The gastropub is a hot item in both London and New York, where places like The Dutch (New York Times critic Sam Sifton’s Best New Restaurant of 2011) and April Bloomfield’s The Spotted Pig reign supreme. In those places, items the likes of chicken livers on toast and Devils on Horseback (blue-cheese stuffed, bacon-wrapped dates) are downed along with designer ales and boutique wines.
Public House, Block 16 Hospitality’s new entry at the Venetian, is our first bona fide and best example of the London-inspired genre. Owner Billy Richardson, who counts Holsteins and the Barrymore among his short list of respectable efforts, has hit one out of the park with this concept.

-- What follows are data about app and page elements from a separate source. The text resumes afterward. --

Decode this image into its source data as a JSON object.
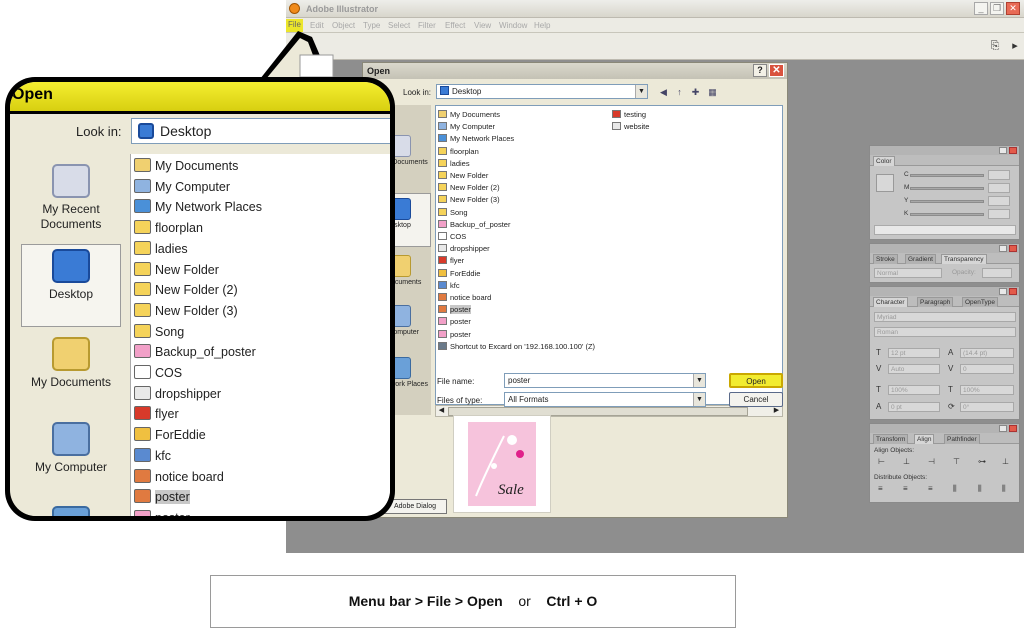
{
  "app": {
    "title": "Adobe Illustrator",
    "menu": [
      "File",
      "Edit",
      "Object",
      "Type",
      "Select",
      "Filter",
      "Effect",
      "View",
      "Window",
      "Help"
    ]
  },
  "dialog": {
    "title": "Open",
    "help_btn": "?",
    "close_btn": "✕",
    "look_in_label": "Look in:",
    "look_in_value": "Desktop",
    "places": [
      "Recent\nDocuments",
      "Desktop",
      "My\nDocuments",
      "My\nComputer",
      "My Network\nPlaces"
    ],
    "files": [
      {
        "name": "My Documents",
        "icon": "documents-folder-icon",
        "selected": false
      },
      {
        "name": "My Computer",
        "icon": "computer-icon",
        "selected": false
      },
      {
        "name": "My Network Places",
        "icon": "network-icon",
        "selected": false
      },
      {
        "name": "floorplan",
        "icon": "folder-icon",
        "selected": false
      },
      {
        "name": "ladies",
        "icon": "folder-icon",
        "selected": false
      },
      {
        "name": "New Folder",
        "icon": "folder-icon",
        "selected": false
      },
      {
        "name": "New Folder (2)",
        "icon": "folder-icon",
        "selected": false
      },
      {
        "name": "New Folder (3)",
        "icon": "folder-icon",
        "selected": false
      },
      {
        "name": "Song",
        "icon": "folder-icon",
        "selected": false
      },
      {
        "name": "Backup_of_poster",
        "icon": "ai-file-icon",
        "selected": false
      },
      {
        "name": "COS",
        "icon": "shortcut-icon",
        "selected": false
      },
      {
        "name": "dropshipper",
        "icon": "document-icon",
        "selected": false
      },
      {
        "name": "flyer",
        "icon": "pdf-icon",
        "selected": false
      },
      {
        "name": "ForEddie",
        "icon": "cd-icon",
        "selected": false
      },
      {
        "name": "kfc",
        "icon": "app-icon",
        "selected": false
      },
      {
        "name": "notice board",
        "icon": "image-icon",
        "selected": false
      },
      {
        "name": "poster",
        "icon": "image-icon",
        "selected": true
      },
      {
        "name": "poster",
        "icon": "ai-file-icon",
        "selected": false
      },
      {
        "name": "poster",
        "icon": "ai-file-icon",
        "selected": false
      },
      {
        "name": "Shortcut to Excard on '192.168.100.100' (Z)",
        "icon": "network-drive-icon",
        "selected": false
      }
    ],
    "files_col2": [
      {
        "name": "testing",
        "icon": "pdf-icon"
      },
      {
        "name": "website",
        "icon": "document-icon"
      }
    ],
    "file_name_label": "File name:",
    "file_name_value": "poster",
    "files_of_type_label": "Files of type:",
    "files_of_type_value": "All Formats",
    "open_btn": "Open",
    "cancel_btn": "Cancel",
    "adobe_dialog_btn": "Adobe Dialog",
    "preview_text": "Sale"
  },
  "palettes": {
    "color": {
      "tab": "Color",
      "fields": [
        "C",
        "M",
        "Y",
        "K"
      ]
    },
    "transparency": {
      "tabs": [
        "Stroke",
        "Gradient",
        "Transparency"
      ],
      "mode": "Normal",
      "opacity_label": "Opacity:"
    },
    "character": {
      "tabs": [
        "Character",
        "Paragraph",
        "OpenType"
      ],
      "font": "Myriad",
      "style": "Roman",
      "values": [
        "12 pt",
        "(14.4 pt)",
        "Auto",
        "0",
        "100%",
        "100%",
        "0 pt",
        "0°"
      ]
    },
    "align": {
      "tabs": [
        "Transform",
        "Align",
        "Pathfinder"
      ],
      "align_objects": "Align Objects:",
      "distribute_objects": "Distribute Objects:"
    }
  },
  "callout": {
    "title": "Open",
    "look_in_label": "Look in:",
    "look_in_value": "Desktop",
    "places": [
      {
        "label": "My Recent\nDocuments",
        "icon": "recent-documents-icon"
      },
      {
        "label": "Desktop",
        "icon": "desktop-icon"
      },
      {
        "label": "My Documents",
        "icon": "my-documents-icon"
      },
      {
        "label": "My Computer",
        "icon": "my-computer-icon"
      }
    ],
    "files": [
      "My Documents",
      "My Computer",
      "My Network Places",
      "floorplan",
      "ladies",
      "New Folder",
      "New Folder (2)",
      "New Folder (3)",
      "Song",
      "Backup_of_poster",
      "COS",
      "dropshipper",
      "flyer",
      "ForEddie",
      "kfc",
      "notice board",
      "poster",
      "poster"
    ]
  },
  "caption": {
    "part1": "Menu bar > File > Open",
    "or": "or",
    "part2": "Ctrl + O"
  },
  "colors": {
    "highlight_yellow": "#f2ec30",
    "workspace_gray": "#8e8e8e",
    "dialog_bg": "#ece9d8"
  }
}
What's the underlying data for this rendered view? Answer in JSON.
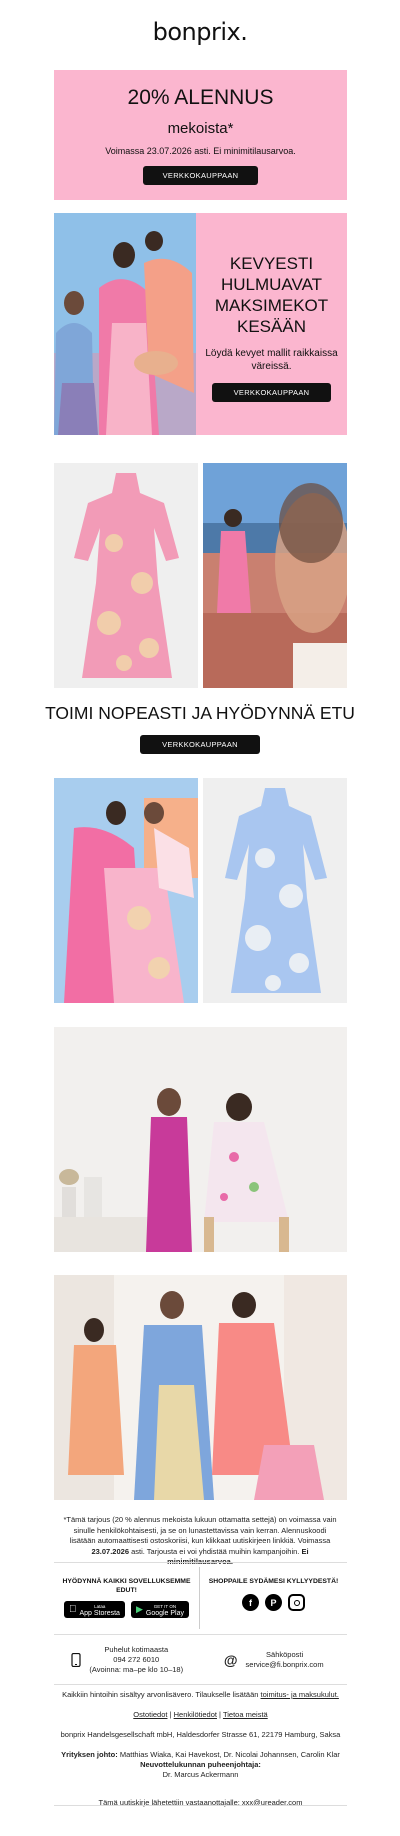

Chef Anthony Meidenbauer has created an impressive menu of snacks, savories and large plates to go along with the pub’s more than 200 brews and imaginative wine list.
The buildout is impressive, too. The space formerly home to David Burke’s restaurant looks far more spacious than its predecessor, with a ceiling composed of giant wooden cubes, banquettes of tufted, dark brown leather and a burnished mahogany parquet floor. And tables have handsome cherry wood surfaces. It’s defiantly masculine in here, yet alluring for women. I actually heard one say, “It reminds me of that cologne, English Leather.” Hey, is that stuff even still on the market?
The fellow with the Salvador Dali mustache is official Public House cicerone (beer sommelier) Russell Gardner. He’ll turn you on to one of the two-dozen brews he has on tap. He started my table off with Blond Chimay from Belgium, but we balked at the idea of a gluten-free beer.
Bar snacks are located smack in the middle of the menu, above the section called Butcher Block, Meidenbauer’s house-made charcuterie.
Welsh Rarebit and the House Pickles are two items not to miss. The former is more of an eccentric cheese toast with a bite, but delicious. The latter might just be the sharpest pickles I can remember, outside of torshi, the pickled vegetables you get in Persian restaurants.
We chose country paté from the Butcher Block, tasty slabs of pork paté that reminded me a little too much of luncheon meat. After that slight misstep, it was straight up, all the way.
If you take my advice, you’ll head straight to the poutine, the French-Canadian dish composed of French fries topped with cheese curds and brown gravy. In Quebec, trendy chefs have taken to topping this monstrosity with foie gras. Meidenbauer has added duck confit, a capital idea.
But what makes the dish soar are the crisp, shoestring potatoes, crusty fried cheese curds, and the surprise of a wonderful demi-glace in place of pasty gravy. It’s the best poutine I’ve ever tasted, although it would taste even better at 2 a.m. after a hockey game.
Potted farm egg comes in a casserole with lots of cheese sauce and a heap of sautéed mushrooms, the perfect complement to wedges of the crusty house-bread accompaniment.
We only tasted two large plates, a tricked-up fried quail served on two waffles with bacon-braised quail and a maple glaze (a little joke about chicken and waffles), and amazing lamb pierogi, an homage to the chef’s roots in heavily Polish western New York state.
For dessert, don’t miss the sticky toffee pudding and the outrageously rich chocolate stout layer cake. I didn’t try these Devils on Horseback, because it’s not a dish I fancy, but I hear they stand up to the best.
Yep, the gastropub may just be here to stay.